There are plenty of reasons not to miss Maine State Ballet’s “The Nutcracker,” which has more than earned its place as an integral part of the holiday season in Portland.
The production is visually luscious and highly entertaining, as well as artistically accomplished and accessible in equal measures — no mean feat.
The cast of hundreds is always brilliantly prepared, so that performances have a professional polish that belies the company’s abundance of young, pre-professional dancers (and dozens of children).
On Saturday evening, this year’s cast seemed to be particularly strong. The oft-seen principals and soloists, including Janet and Glenn Davis, Katie Farwell and Christina Williams, were in excellent form.
Most striking were two young rising stars, sisters Rhiannon and Adrienne Pelletier. As Clara, the girl who receives the enchanted Nutcracker and travels to the Palace of Sweets, Adrienne Pelletier danced with charm and strength. Her arms were lovely and floating, and her feet truly elegant.
Rhiannon Pelletier was a revelation as Dew Drop in Waltz of the Flowers. This role is one of the parts of the ballet for which Maine State Ballet uses the choreography of George Balanchine (thanks to artistic director Linda MacArthur Miele’s long-term association with New York City Ballet).
The Dew Drop choreography epitomizes Balanchine’s talent for marrying music and movement, which Miele shares, and is shown at its best by a dancer who is deeply, “organically,” musical.

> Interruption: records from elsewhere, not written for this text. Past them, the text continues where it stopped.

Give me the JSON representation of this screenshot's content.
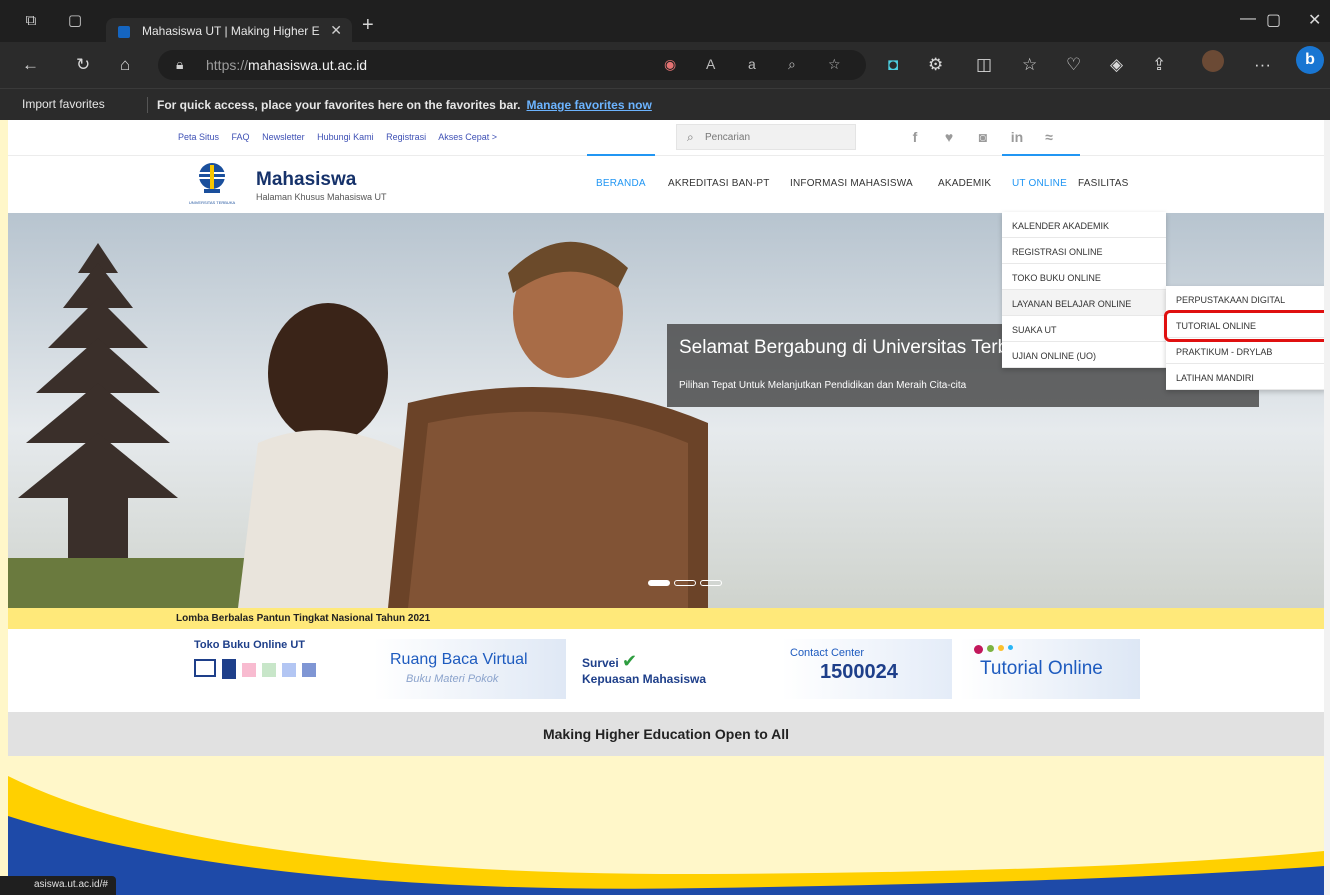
{
  "browser": {
    "tab_title": "Mahasiswa UT | Making Higher E",
    "url_prefix": "https://",
    "url_domain": "mahasiswa.ut.ac.id",
    "favbar_import": "Import favorites",
    "favbar_message": "For quick access, place your favorites here on the favorites bar.",
    "favbar_link": "Manage favorites now",
    "status_url": "asiswa.ut.ac.id/#"
  },
  "site": {
    "top_links": [
      "Peta Situs",
      "FAQ",
      "Newsletter",
      "Hubungi Kami",
      "Registrasi",
      "Akses Cepat >"
    ],
    "search_placeholder": "Pencarian",
    "brand": "Mahasiswa",
    "brand_sub": "Halaman Khusus Mahasiswa UT",
    "logo_caption": "UNIVERSITAS TERBUKA",
    "menu": [
      "BERANDA",
      "AKREDITASI BAN-PT",
      "INFORMASI MAHASISWA",
      "AKADEMIK",
      "UT ONLINE",
      "FASILITAS"
    ],
    "dropdown": [
      "KALENDER AKADEMIK",
      "REGISTRASI ONLINE",
      "TOKO BUKU ONLINE",
      "LAYANAN BELAJAR ONLINE",
      "SUAKA UT",
      "UJIAN ONLINE (UO)"
    ],
    "subdropdown": [
      "PERPUSTAKAAN DIGITAL",
      "TUTORIAL ONLINE",
      "PRAKTIKUM - DRYLAB",
      "LATIHAN MANDIRI"
    ],
    "hero_title": "Selamat Bergabung di Universitas Terbuka",
    "hero_subtitle": "Pilihan Tepat Untuk Melanjutkan Pendidikan dan Meraih Cita-cita",
    "news": "Lomba Berbalas Pantun Tingkat Nasional Tahun 2021",
    "banners": {
      "toko": "Toko Buku Online UT",
      "ruang_title": "Ruang Baca Virtual",
      "ruang_sub": "Buku Materi Pokok",
      "survei_1": "Survei",
      "survei_2": "Kepuasan Mahasiswa",
      "contact_title": "Contact Center",
      "contact_number": "1500024",
      "tutorial": "Tutorial Online"
    },
    "tagline": "Making Higher Education Open to All"
  },
  "colors": {
    "accent": "#2196f3",
    "brand": "#16326a",
    "highlight": "#e01010",
    "news_bg": "#ffe97a"
  }
}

Pelletier is this dancer. On a technical level, she impressed with suspended jumps and sustained balances. Her performance was breathtaking, however, because of her artistic absorption.
(Both Pelletiers are sharing their roles; Sharon Dunbar will perform Clara at half the performances and Rhiannon Pelletier is one of five dancers scheduled to dance Dew Drop.)
The party scene was lively and flowing, from the misty, mysterious introduction of magic-making Drosselmeyer (performed very well by James Herrera) during the overture, through the children’s and adults’ dancing, anchored by the gracious elegance of Clara’s parents (Juliette Lauzier and Ron Trell), to the magical midnight transformations that bring the Nutcracker to life to lead toy soldiers battling giant mice.
Emma Davis was delightful as the tiny dancing Porcelain Doll, one of the treats Drosselmeyer provides. The Children danced with precision and occupied the scene comfortably during their non-dancing sequences. Spectacular costumes and lighting by Gail Csoboth and David Herrman worked together to make the entire scene delicious.
Janet and Glenn Davis performed the second-act pas de deux beautifully. Both excelled in their solos, he with a fabulous circle of leap turns and she with a quicksilver turn sequence including double fouettes.
Trell was hilarious as Mother Ginger, Farwell elegant in Coffee from Arabia.
Williams did very well as soloist in Marzipan Shepherdesses. This is a difficult part to perform with grace, which Williams accomplished, despite what seemed a slightly racing tempo.
Throughout the rest of the ballet, the orchestra was perhaps the most in tune with the dancing that it’s ever been, and played beautifully overall. Most tempos were sensitive, and conductor Karla M. Kelley could be seen at times to be that irreplaceable third partner in the pas de deux, watching the dancers closely and responding to their needs.
Between the first act’s battle and the second act’s confections, the snow scene stands as an exquisite centerpiece to Maine State Ballet’s “Nutcracker.” Here, too, the production uses Balanchine’s choreography, the quality of which can’t be overstated.
With dreamy lighting, scenery and costumes, Miele’s precise staging and the voices of Musica de Filia girls’ choir complementing the orchestra, along with the splendid dancing, it’s difficult to imagine anyone — ballet fan, novice or even skeptic — remaining unmoved by Waltz of the Snowflakes.
Jennifer Brewer is a freelance writer who lives in Saco.
This story was updated at 6:36 p.m. Nov. 25 to correct the spelling of Shannon Dunbar’s name.